Dr. Robert Greenberg

"Linguistic Analysis and Investigations of Crimes Against Humanity in Bosnia: Confessions of a Protected Witness"
Wednesday, May 7, 2008 at 3:00 p.m. in the Marvin K. Peterson Library

 
Synopsis
 

What does theoretical linguistics have to do with a trial where the charges are genocide and crimes against humanity? In this talk, Robert Greenberg discusses his work as a dialectologist in the former Yugoslavia.

He became an expert on the speech of Serbs, Croats, Bosnian Muslims, and Montenegrins in the 1980s and after the wars of Yugoslav succession in the 1990s had the opportunity to apply this knowledge to assess crucial court evidence at the International Criminal Tribunal for the Former Yugoslavia.

Come hear how linguistics and forensics intersect and how seemingly innocuous theoretical linguistic observations can serve to convict or absolve an accused war criminal.

 
Biographical Information
 

Robert Greenberg is the Associate Dean and a Professor in the College of Arts and Sciences at the University of New Haven as well as a Professor (Adjunct) in the Department of Slavic Languages and Literatures at Yale University. He received his Ph.D. from Yale University in 1991, and has taught at Yale (1991-1992), Georgetown University (1992-1994) and the University of North Carolina at Chapel Hill (1994-2003).
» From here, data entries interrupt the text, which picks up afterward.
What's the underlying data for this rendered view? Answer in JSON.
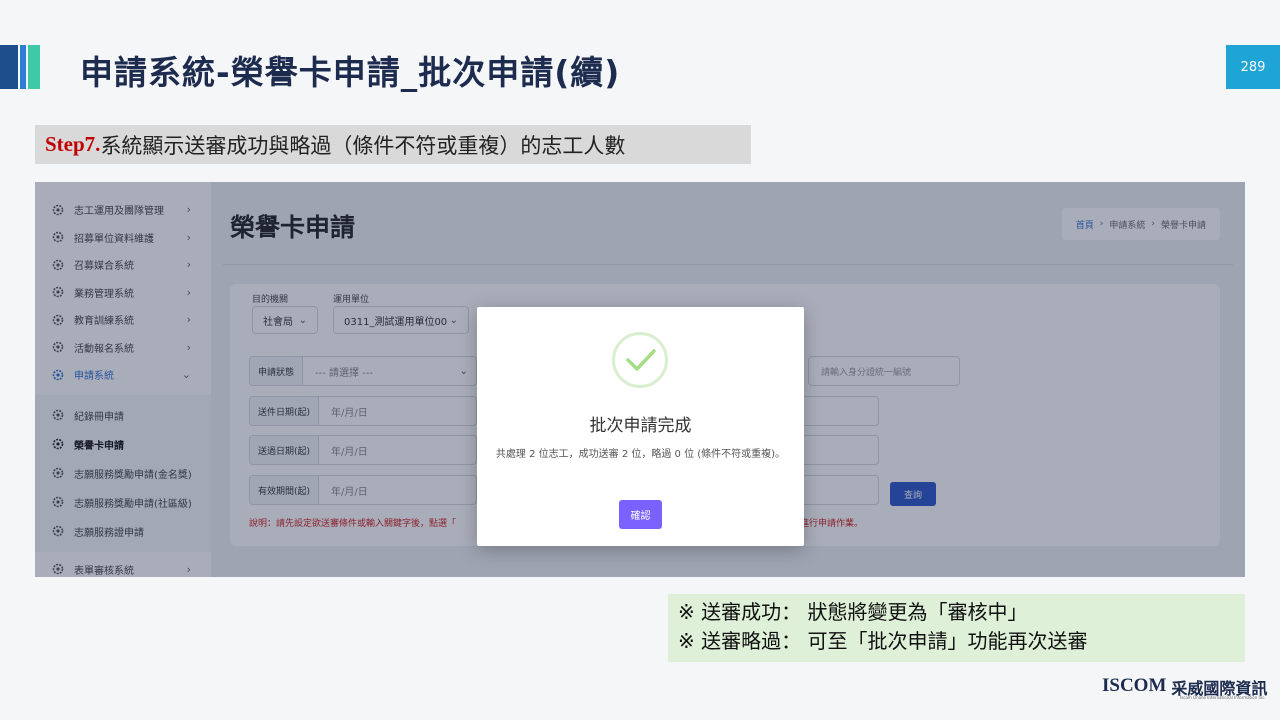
{
  "slide": {
    "title": "申請系統-榮譽卡申請_批次申請(續)",
    "page_number": "289",
    "step_label": "Step7.",
    "step_text": "系統顯示送審成功與略過（條件不符或重複）的志工人數"
  },
  "sidebar": {
    "items": [
      {
        "label": "志工運用及團隊管理",
        "chevron": "›"
      },
      {
        "label": "招募單位資料維護",
        "chevron": "›"
      },
      {
        "label": "召募媒合系統",
        "chevron": "›"
      },
      {
        "label": "業務管理系統",
        "chevron": "›"
      },
      {
        "label": "教育訓練系統",
        "chevron": "›"
      },
      {
        "label": "活動報名系統",
        "chevron": "›"
      },
      {
        "label": "申請系統",
        "chevron": "⌄"
      }
    ],
    "sub_items": [
      {
        "label": "紀錄冊申請"
      },
      {
        "label": "榮譽卡申請"
      },
      {
        "label": "志願服務獎勵申請(金名獎)"
      },
      {
        "label": "志願服務獎勵申請(社區級)"
      },
      {
        "label": "志願服務證申請"
      }
    ],
    "bottom_item": {
      "label": "表單審核系統",
      "chevron": "›"
    }
  },
  "main": {
    "page_title": "榮譽卡申請",
    "breadcrumb": {
      "home": "首頁",
      "sep1": "›",
      "mid": "申請系統",
      "sep2": "›",
      "current": "榮譽卡申請"
    },
    "filters": {
      "category_label": "目的機關",
      "category_value": "社會局",
      "unit_label": "運用單位",
      "unit_value": "0311_測試運用單位00",
      "status_label": "申請狀態",
      "status_value": "--- 請選擇 ---",
      "id_placeholder": "請輸入身分證統一編號",
      "date1_label": "送件日期(起)",
      "date2_label": "送過日期(起)",
      "date3_label": "有效期間(起)",
      "date_placeholder": "年/月/日",
      "query_button": "查詢",
      "note_left": "說明：請先設定欲送審條件或輸入關鍵字後，點選「",
      "note_right": "進行申請作業。"
    }
  },
  "modal": {
    "title": "批次申請完成",
    "message": "共處理 2 位志工，成功送審 2 位，略過 0 位 (條件不符或重複)。",
    "confirm_button": "確認"
  },
  "footnote": {
    "line1": "※ 送審成功： 狀態將變更為「審核中」",
    "line2": "※ 送審略過： 可至「批次申請」功能再次送審"
  },
  "logo": {
    "name": "ISCOM",
    "chinese": "采威國際資訊",
    "subtitle": "Iscom Online International Information Inc."
  }
}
He is a specialist in South Slavic languages and linguistics, and has worked primarily on sociolinguistic issues in the former Yugoslavia. He has explored issues of language, nationalism, and ethnic identity both in Tito's Yugoslavia and in the years following Yugoslavia's breakup.

His publications include numerous books and articles on South Slavic and Balkan Slavic topics, including Language and Identity in the Balkans (Oxford University Press, 2004, second revised and expanded edition forthcoming in 2008), "Language, Nationalism, and the Yugoslav Successor States" (book chapter, 2001), "Language and the National Idea" (Prilozi na MANU, 2001), "Language Politics in the Federal Republic of Yugoslavia: The Crisis Over the Future of Serbian" (Slavic Review, 2000), "Dialects and Ethnicity in the Former Yugoslavia: The Case of Southern Baranja (Croatia)" (Slavic and East European Journal, 1998), "The Politics of Dialects Among Serbs, Croats, and Muslims in the Former Yugoslavia" (East European Politics and Societies, 1996), and The Balkan Slavic Appellative (Lincom Europa, 1996).

In 1999, Dr. Greenberg was a research fellow at the Woodrow Wilson International Center for Scholars, and in 2001 he was a Fulbright Senior Scholar in Macedonia. His book, Language and Identity in the Balkans, received an award for the best book in Slavic Linguistics from the American Association of Teachers of Slavic and East European Languages in 2005.